Poor Nokia. Samsung doesn’t stop. It’s just announced a new iteration of its flagship Galaxy S4 handset which has a digital camera embedded in its rump. The Galaxy S4 Zoom has a 10X optical zoom lens on the back, giving it two clear aspects: from the front it looks exactly like Samsung’s flagship S4 smartphone. But from the back it looks like a point and shoot digital camera.
The result is a hybrid handset that squeezes the ability of Nokia’s carefully crafted PureView cameraphone brand to stand out. Sure, Nokia’s high end phone lenses might still have better — or at least decent — low light performance, but to the untrained consumer eye which device is going to look more capable in the camera department?
Or this one?
And that’s before Nokia has even got around to launching the long rumoured ‘true PureView’ Lumia. Which will possibly look a little like the original (Symbian-based) 808 PureView — so something along the lines of this:
If you’re going to ask consumers to lug around a bulky, heavy phone, might as well make it look as much like the camera they used to own as possible. Familiarity will aid the trade off, helping them justify carrying a much larger device because it clearly melds two functions. Meanwhile Nokia’s PureView brand has to shout even louder to get noticed. And no matter how great their camera algorithms are, a lens that relies on digital zoom alone simply doesn’t look as capable as an optical zoom lens.
As well as a 10X optical zoom, the Galaxy S4 Zoom has a 16 Mega Pixel CMOS Sensor, Optical Image Stabiliser (so it’s raining on the Lumia 920’s parade too) and Xenon Flash. So basically Samsung is pushing into all the areas where Nokia is trying its utmost to differentiate its flagship Lumias vs the Android-powered competition (i.e. low light photography and extra steady video). Nokia could still push the boat out on megapixel count — if it launches a 41MP Lumia — but that’s a nerdy specs game to play that’s unlikely to have an impact on the mainstream consumer.
Beyond looks and specs, Samsung has also embedded new camera functions into the S4 Zoom designed to tie hardware and software together. For example, a feature called Zoom Ring allows the user to activate an in-call photo sharing feature by twisting the zoom ring on the device and then capturing and sending an image to the caller via MMS — all without having to suspend the call. The Zoom Ring can also be used to activate the Quick Launch and Shortcut features to navigate to the camera and through its modes quickly, again by twisting the ring.
Of course, the S4 Zoom will stand and fall on camera performance — so there’s a lot riding on the quality of the optics and the smoothness of its functions. But from the outside, at least, Samsung has created a device that bellows a heck of a lot louder than Nokia’s Lumias do, for all the marketing cash Nokia has poured into PureView. Even if Nokia can produce some camera comparisons that rank its kit over Samsung’s, being technically better isn’t always enough in the fiercely competitive smartphone space. Having the marketing brashness and brass neck (and massive budget) to get noticed is what counts.

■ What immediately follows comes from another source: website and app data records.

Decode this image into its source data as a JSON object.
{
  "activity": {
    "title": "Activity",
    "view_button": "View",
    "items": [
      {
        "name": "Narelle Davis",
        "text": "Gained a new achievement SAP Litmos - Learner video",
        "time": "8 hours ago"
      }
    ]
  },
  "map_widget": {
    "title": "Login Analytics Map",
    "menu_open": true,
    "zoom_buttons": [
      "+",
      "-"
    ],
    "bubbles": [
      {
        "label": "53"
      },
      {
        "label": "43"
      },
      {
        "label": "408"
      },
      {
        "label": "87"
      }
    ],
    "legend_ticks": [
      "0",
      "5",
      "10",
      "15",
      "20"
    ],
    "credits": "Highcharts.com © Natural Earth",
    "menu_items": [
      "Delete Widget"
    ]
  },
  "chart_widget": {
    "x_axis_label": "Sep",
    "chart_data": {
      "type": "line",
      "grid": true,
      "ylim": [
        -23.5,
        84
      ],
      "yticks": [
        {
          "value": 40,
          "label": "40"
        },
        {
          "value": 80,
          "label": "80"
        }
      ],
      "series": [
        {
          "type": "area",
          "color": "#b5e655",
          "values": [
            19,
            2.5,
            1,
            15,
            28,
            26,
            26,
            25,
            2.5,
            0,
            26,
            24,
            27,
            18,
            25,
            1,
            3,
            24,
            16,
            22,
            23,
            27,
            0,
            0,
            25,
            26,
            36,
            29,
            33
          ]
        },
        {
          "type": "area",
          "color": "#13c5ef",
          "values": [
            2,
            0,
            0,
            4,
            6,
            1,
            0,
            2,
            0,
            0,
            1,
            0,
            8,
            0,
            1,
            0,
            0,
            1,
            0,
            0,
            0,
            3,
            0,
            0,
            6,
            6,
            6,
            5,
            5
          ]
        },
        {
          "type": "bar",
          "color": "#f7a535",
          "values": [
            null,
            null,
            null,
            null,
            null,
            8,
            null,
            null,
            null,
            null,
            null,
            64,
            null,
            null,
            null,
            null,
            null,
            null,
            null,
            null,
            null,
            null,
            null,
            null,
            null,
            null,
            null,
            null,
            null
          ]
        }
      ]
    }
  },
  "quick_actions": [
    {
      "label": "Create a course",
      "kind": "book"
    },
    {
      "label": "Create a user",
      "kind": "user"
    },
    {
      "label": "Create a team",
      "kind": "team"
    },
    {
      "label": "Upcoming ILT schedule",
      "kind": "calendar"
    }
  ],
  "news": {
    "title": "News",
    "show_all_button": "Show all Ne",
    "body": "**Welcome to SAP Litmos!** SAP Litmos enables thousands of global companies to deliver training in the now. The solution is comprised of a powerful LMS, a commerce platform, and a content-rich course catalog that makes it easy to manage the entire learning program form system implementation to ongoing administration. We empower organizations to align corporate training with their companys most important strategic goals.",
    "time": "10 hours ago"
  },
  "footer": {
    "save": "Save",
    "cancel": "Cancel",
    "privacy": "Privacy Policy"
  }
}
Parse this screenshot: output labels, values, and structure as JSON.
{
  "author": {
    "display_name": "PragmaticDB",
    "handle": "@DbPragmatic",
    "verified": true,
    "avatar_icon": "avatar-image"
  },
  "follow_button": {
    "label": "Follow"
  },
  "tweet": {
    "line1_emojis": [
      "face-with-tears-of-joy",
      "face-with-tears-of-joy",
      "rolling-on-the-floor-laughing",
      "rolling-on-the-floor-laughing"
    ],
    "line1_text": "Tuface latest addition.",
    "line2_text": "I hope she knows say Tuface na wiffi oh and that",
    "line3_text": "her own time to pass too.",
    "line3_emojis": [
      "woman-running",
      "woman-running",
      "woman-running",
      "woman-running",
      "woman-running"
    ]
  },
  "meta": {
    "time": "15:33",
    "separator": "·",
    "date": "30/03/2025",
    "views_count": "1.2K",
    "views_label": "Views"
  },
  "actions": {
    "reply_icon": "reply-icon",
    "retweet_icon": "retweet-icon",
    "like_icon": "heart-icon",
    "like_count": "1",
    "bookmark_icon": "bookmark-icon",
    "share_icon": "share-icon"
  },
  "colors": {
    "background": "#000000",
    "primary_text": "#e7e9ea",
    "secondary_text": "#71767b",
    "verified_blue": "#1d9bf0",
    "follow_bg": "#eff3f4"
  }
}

Samsung has not released full details of all the markets where it intends to sell the S4 Zoom but has confirmed the handset will be coming to the U.K. this summer, and the U.S. and other parts of Europe from Q4. Like Nokia with the original 808 Pureview, Samsung dabbled in this area before with last year’s Galaxy Camera but that device was a Wi-Fi/3G/4G connected camera only, so did not include a phone dialler function. The Galaxy S4 Zoom is a full hybrid of phone plus camera, and yet another iteration of a flagship brand. This is Samsung continuing its strategy of iterating its portfolio to saturate the market by pushing its hardware into all the niches, large and small.
Nokia, meanwhile — which used to follow a similar strategy to Samsung, i.e. by producing a vast portfolio of devices across multiple price-points and form factors — now has a larger mountain to climb to get its camera-focused flagship phones noticed by the general consumer. Since switching to the Windows Phone platform, Nokia has had to rein in its portfolio to fit the shrinking size of its business, no longer having the resources to spread its hardware so far. But even while it’s focusing its remaining energy on specific niches, like high end cameraphones, Samsung is harrying those efforts by pushing its fingers in all the smartphone pies.